The company’s long term success, as Whitehead pointed out, is also somewhat tied with the growth of the region it services.   

“We're in a very economically viable portion of Ontario,” he noted. “There's been good, stable industry here and we've experienced load growth with population growth.” 

Still, remaining successful over such a lengthy period of time requires smart adaptation and constant innovation—abilities Whitby Hydro has consistently demonstrated in its operations.



One area of operations the company is currently growing in is the designing and building of substations for utilities and developers outside of its franchise area.

“We have an innovative design which is a low-profile, modular design so it's completely dead front,” Whitehead explained. “This means you cannot get electrocuted if you step into or touch the equipment.” 

In addition, Whitby Hydro recently implemented an internet-based SCADA (supervisory control and data acquisition) system, which afforded them a number of new improvements.

“We had a non-RTU based SCADA system in the past, but it was difficult to support,” Whitehead said.

Whitehead explained that in order to support the system, the company had to build a laboratory in which all changes needed to be made. They would then have to implement the changes made in the lab in the shop.

“There was only one individual who did this and they ended up retiring, leaving us abandoned,” he continued. “So, we went to this internet based solution because (a) it was cost effective–around one-tenth the cost of our legacy system–and (b) it was easy for us to implement and support ourselves.” 

While it’s important for Whitby to be self-supporting, they also work with others to get the job done.

“For our projects, we have a strong network of support consultants and suppliers,” Whitehead said.
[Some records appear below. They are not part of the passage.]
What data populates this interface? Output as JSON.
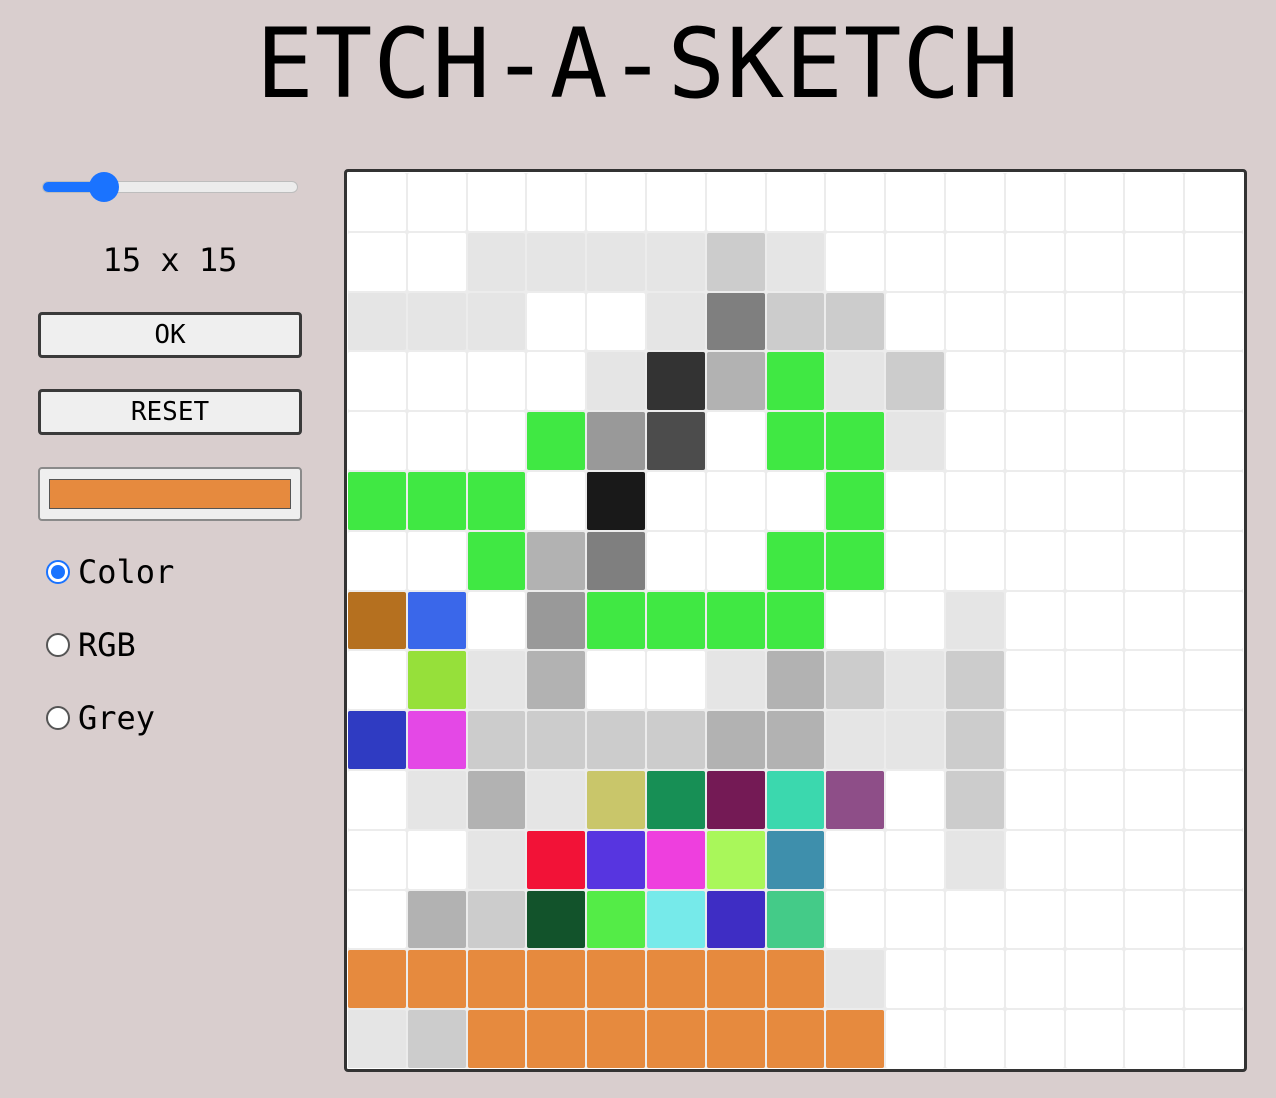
{
  "title": "ETCH-A-SKETCH",
  "controls": {
    "grid_size": 15,
    "slider_min": 2,
    "slider_max": 64,
    "grid_size_label": "15 x 15",
    "ok_label": "OK",
    "reset_label": "RESET",
    "current_color": "#e68a3e",
    "modes": [
      {
        "label": "Color",
        "checked": true
      },
      {
        "label": "RGB",
        "checked": false
      },
      {
        "label": "Grey",
        "checked": false
      }
    ]
  },
  "board": {
    "rows": 15,
    "cols": 15,
    "cells": [
      [
        "#ffffff",
        "#ffffff",
        "#ffffff",
        "#ffffff",
        "#ffffff",
        "#ffffff",
        "#ffffff",
        "#ffffff",
        "#ffffff",
        "#ffffff",
        "#ffffff",
        "#ffffff",
        "#ffffff",
        "#ffffff",
        "#ffffff"
      ],
      [
        "#ffffff",
        "#ffffff",
        "#e5e5e5",
        "#e5e5e5",
        "#e5e5e5",
        "#e5e5e5",
        "#cccccc",
        "#e5e5e5",
        "#ffffff",
        "#ffffff",
        "#ffffff",
        "#ffffff",
        "#ffffff",
        "#ffffff",
        "#ffffff"
      ],
      [
        "#e5e5e5",
        "#e5e5e5",
        "#e5e5e5",
        "#ffffff",
        "#ffffff",
        "#e5e5e5",
        "#7f7f7f",
        "#cccccc",
        "#cccccc",
        "#ffffff",
        "#ffffff",
        "#ffffff",
        "#ffffff",
        "#ffffff",
        "#ffffff"
      ],
      [
        "#ffffff",
        "#ffffff",
        "#ffffff",
        "#ffffff",
        "#e5e5e5",
        "#333333",
        "#b2b2b2",
        "#40e843",
        "#e5e5e5",
        "#cccccc",
        "#ffffff",
        "#ffffff",
        "#ffffff",
        "#ffffff",
        "#ffffff"
      ],
      [
        "#ffffff",
        "#ffffff",
        "#ffffff",
        "#40e843",
        "#999999",
        "#4c4c4c",
        "#ffffff",
        "#40e843",
        "#40e843",
        "#e5e5e5",
        "#ffffff",
        "#ffffff",
        "#ffffff",
        "#ffffff",
        "#ffffff"
      ],
      [
        "#40e843",
        "#40e843",
        "#40e843",
        "#ffffff",
        "#191919",
        "#ffffff",
        "#ffffff",
        "#ffffff",
        "#40e843",
        "#ffffff",
        "#ffffff",
        "#ffffff",
        "#ffffff",
        "#ffffff",
        "#ffffff"
      ],
      [
        "#ffffff",
        "#ffffff",
        "#40e843",
        "#b2b2b2",
        "#7f7f7f",
        "#ffffff",
        "#ffffff",
        "#40e843",
        "#40e843",
        "#ffffff",
        "#ffffff",
        "#ffffff",
        "#ffffff",
        "#ffffff",
        "#ffffff"
      ],
      [
        "#b5701f",
        "#3a67ea",
        "#ffffff",
        "#999999",
        "#40e843",
        "#40e843",
        "#40e843",
        "#40e843",
        "#ffffff",
        "#ffffff",
        "#e5e5e5",
        "#ffffff",
        "#ffffff",
        "#ffffff",
        "#ffffff"
      ],
      [
        "#ffffff",
        "#96e03a",
        "#e5e5e5",
        "#b2b2b2",
        "#ffffff",
        "#ffffff",
        "#e5e5e5",
        "#b2b2b2",
        "#cccccc",
        "#e5e5e5",
        "#cccccc",
        "#ffffff",
        "#ffffff",
        "#ffffff",
        "#ffffff"
      ],
      [
        "#2f3bc2",
        "#e448e6",
        "#cccccc",
        "#cccccc",
        "#cccccc",
        "#cccccc",
        "#b2b2b2",
        "#b2b2b2",
        "#e5e5e5",
        "#e5e5e5",
        "#cccccc",
        "#ffffff",
        "#ffffff",
        "#ffffff",
        "#ffffff"
      ],
      [
        "#ffffff",
        "#e5e5e5",
        "#b2b2b2",
        "#e5e5e5",
        "#c9c66a",
        "#178f55",
        "#741a55",
        "#3bd8ae",
        "#8e4e88",
        "#ffffff",
        "#cccccc",
        "#ffffff",
        "#ffffff",
        "#ffffff",
        "#ffffff"
      ],
      [
        "#ffffff",
        "#ffffff",
        "#e5e5e5",
        "#f21237",
        "#5735e0",
        "#ee3fde",
        "#a9f75a",
        "#3e8fac",
        "#ffffff",
        "#ffffff",
        "#e5e5e5",
        "#ffffff",
        "#ffffff",
        "#ffffff",
        "#ffffff"
      ],
      [
        "#ffffff",
        "#b2b2b2",
        "#cccccc",
        "#12532b",
        "#54ec47",
        "#76eaea",
        "#3e2dc4",
        "#44cb88",
        "#ffffff",
        "#ffffff",
        "#ffffff",
        "#ffffff",
        "#ffffff",
        "#ffffff",
        "#ffffff"
      ],
      [
        "#e68a3e",
        "#e68a3e",
        "#e68a3e",
        "#e68a3e",
        "#e68a3e",
        "#e68a3e",
        "#e68a3e",
        "#e68a3e",
        "#e5e5e5",
        "#ffffff",
        "#ffffff",
        "#ffffff",
        "#ffffff",
        "#ffffff",
        "#ffffff"
      ],
      [
        "#e5e5e5",
        "#cccccc",
        "#e68a3e",
        "#e68a3e",
        "#e68a3e",
        "#e68a3e",
        "#e68a3e",
        "#e68a3e",
        "#e68a3e",
        "#ffffff",
        "#ffffff",
        "#ffffff",
        "#ffffff",
        "#ffffff",
        "#ffffff"
      ]
    ]
  },
  "colors": {
    "background": "#d9cece",
    "accent": "#1a73ff"
  }
}
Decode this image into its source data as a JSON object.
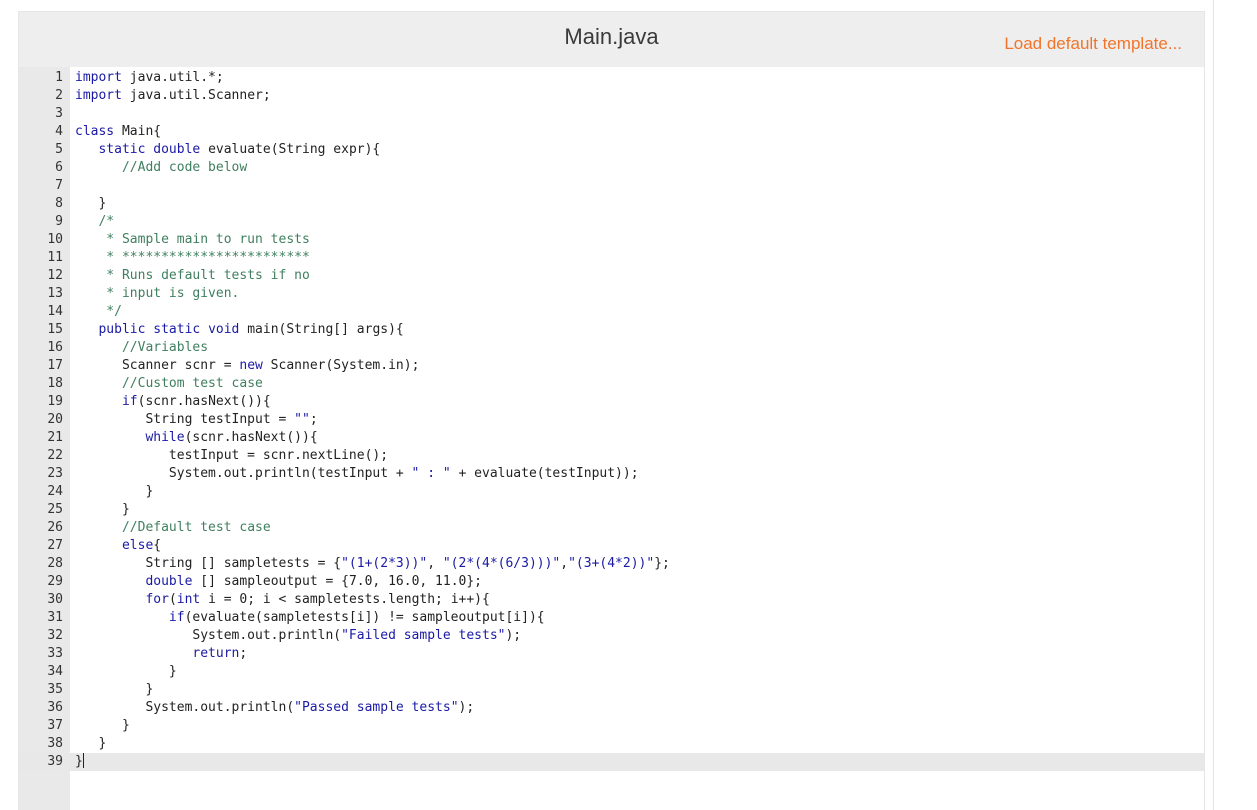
{
  "header": {
    "file_name": "Main.java",
    "load_template_label": "Load default template..."
  },
  "editor": {
    "lines": [
      "import java.util.*;",
      "import java.util.Scanner;",
      "",
      "class Main{",
      "   static double evaluate(String expr){",
      "      //Add code below",
      "",
      "   }",
      "   /*",
      "    * Sample main to run tests",
      "    * ************************",
      "    * Runs default tests if no",
      "    * input is given.",
      "    */",
      "   public static void main(String[] args){",
      "      //Variables",
      "      Scanner scnr = new Scanner(System.in);",
      "      //Custom test case",
      "      if(scnr.hasNext()){",
      "         String testInput = \"\";",
      "         while(scnr.hasNext()){",
      "            testInput = scnr.nextLine();",
      "            System.out.println(testInput + \" : \" + evaluate(testInput));",
      "         }",
      "      }",
      "      //Default test case",
      "      else{",
      "         String [] sampletests = {\"(1+(2*3))\", \"(2*(4*(6/3)))\",\"(3+(4*2))\"};",
      "         double [] sampleoutput = {7.0, 16.0, 11.0};",
      "         for(int i = 0; i < sampletests.length; i++){",
      "            if(evaluate(sampletests[i]) != sampleoutput[i]){",
      "               System.out.println(\"Failed sample tests\");",
      "               return;",
      "            }",
      "         }",
      "         System.out.println(\"Passed sample tests\");",
      "      }",
      "   }",
      "}"
    ],
    "active_line": 39
  }
}
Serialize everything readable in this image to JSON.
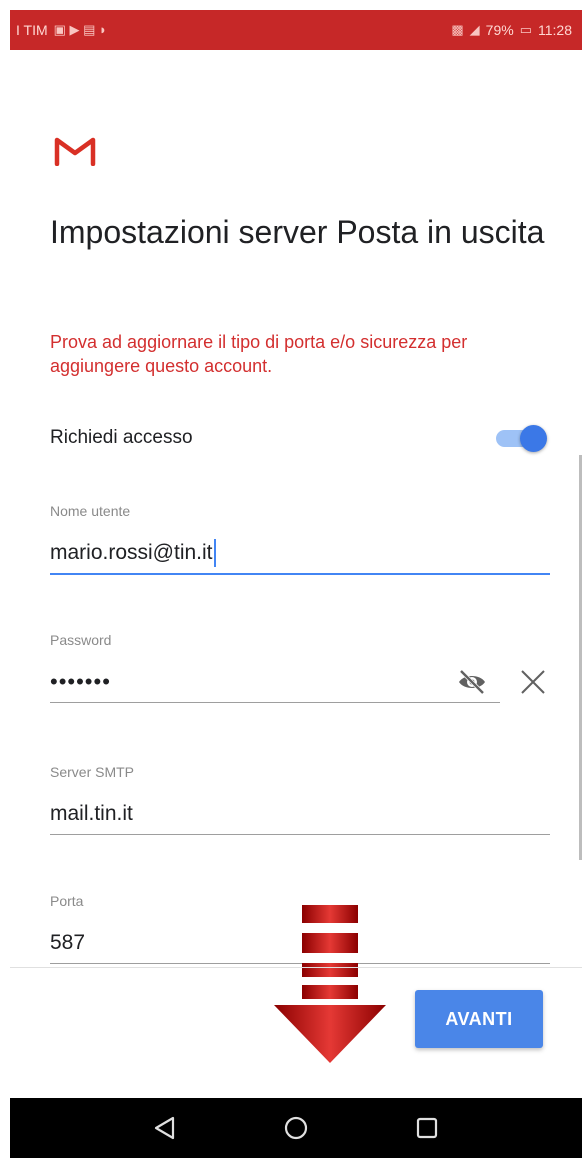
{
  "status_bar": {
    "carrier": "I TIM",
    "battery": "79%",
    "time": "11:28",
    "color": "#c62828"
  },
  "logo": {
    "name": "gmail-logo",
    "color": "#d93025"
  },
  "title": "Impostazioni server Posta in uscita",
  "error_message": "Prova ad aggiornare il tipo di porta e/o sicurezza per aggiungere questo account.",
  "require_login": {
    "label": "Richiedi accesso",
    "enabled": true
  },
  "fields": {
    "username": {
      "label": "Nome utente",
      "value": "mario.rossi@tin.it"
    },
    "password": {
      "label": "Password",
      "value": "•••••••"
    },
    "smtp_server": {
      "label": "Server SMTP",
      "value": "mail.tin.it"
    },
    "port": {
      "label": "Porta",
      "value": "587"
    }
  },
  "next_button": {
    "label": "AVANTI",
    "color": "#4a86e8"
  },
  "icons": {
    "eye": "eye-off-icon",
    "clear": "close-icon",
    "back": "back-triangle-icon",
    "home": "home-circle-icon",
    "recents": "recents-square-icon"
  }
}
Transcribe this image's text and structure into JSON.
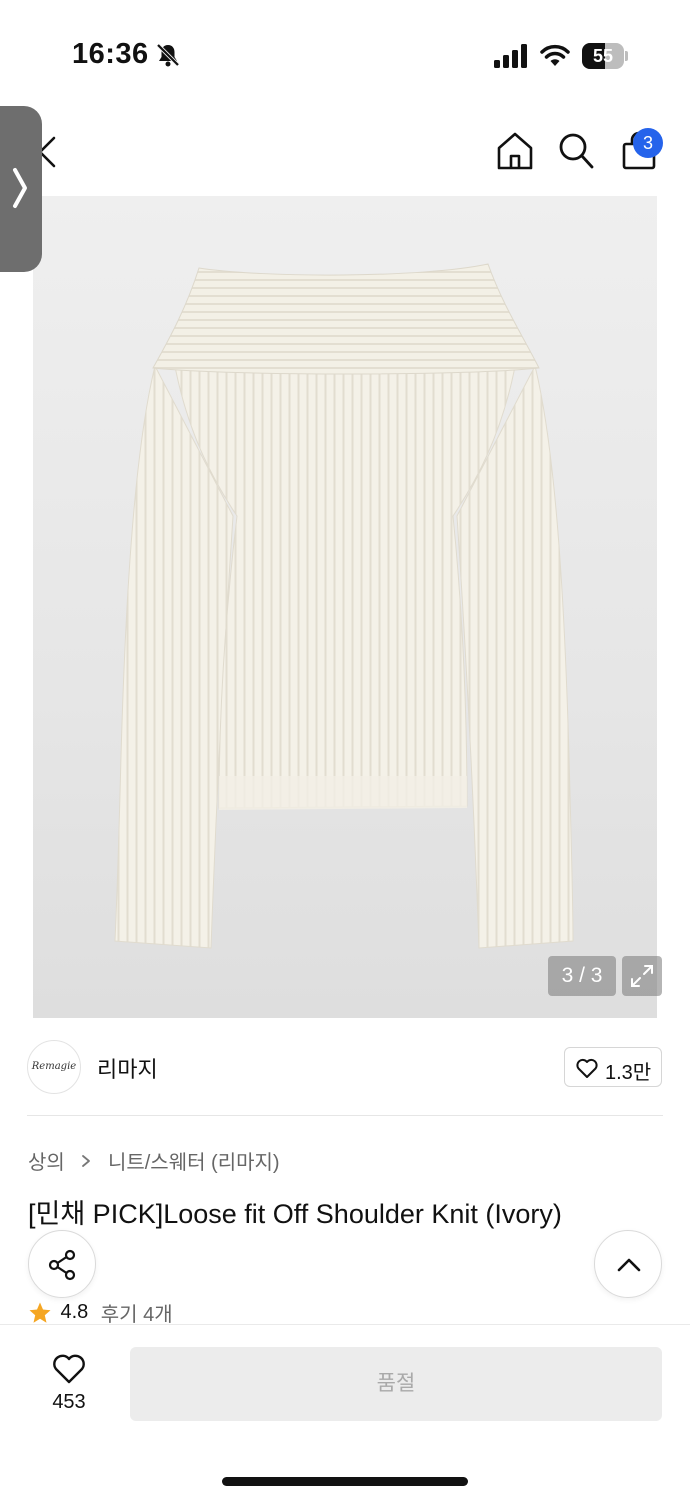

Still, much of Whitby Hydro’s work is done internally, requiring a lean, talented staff.

“When we find the right individual,” Whitehead said, “we try to make the work interesting and provide a healthy environment for them to grow in.” 

The environment and culture with which the company operates is not only attractive to employees, but other partners as well. 

“First of all, being a utility, we always pay our bills on time,” Whitehead noted. “Secondly, the suppliers–say, GE for example–like to deal with us because if they can launch a product in our franchise area, it gives credibility to the product when the other utilities are looking at it.” 


A Transitioning Marketplace

With this solid foundation in place, Whitby Hydro is able to comfortably look toward the future.

“The trend we're seeing right now is renewable generation penetration and smart grid initiatives.” Whitehead said. “Currently, we're looking at implementing storage, not only in our franchise territory, but outside of our territory as well.” 

In order to ensure these improvements go smoothly, Whitby Hydro has a system in place.

“We always map out our processes and we're always looking at those processes for ways to continuously improve them,” Whitehead said.

He explained how the drivers of this improvement could be either personnel or regulatory, though documentation is crucial to identifying needs.

“By virtue of having a map of what our process looks like,” he said, “we know where we can improve it to make it more efficient.”

These improvements are helping Whitby achieve its short and long term goals.

“In the short term, we're trying to establish a presence in the market in terms of some initiatives such as energy storage and distributed generation,” Whitehead said. “In the longer term, we're looking to turn over higher dividends to our shareholders.”

To achieve these goals, the company is adapting once more, just as it has for more than a century.

“The market is going toward microgrids,” Whitehead said. “Right now, we have centralized power plants. The market is shifting, driven by the penetration of renewable energy. With weather, snow storms and people losing power, they're looking for more stand-alone capability. We're looking at technologies such as micro turbines or fuel cells that might facilitate the off-grid connections.” 

As the market transitions, one can rest assured that Whitby Hydro will remain a leader in the field. 

Kevin Whitehead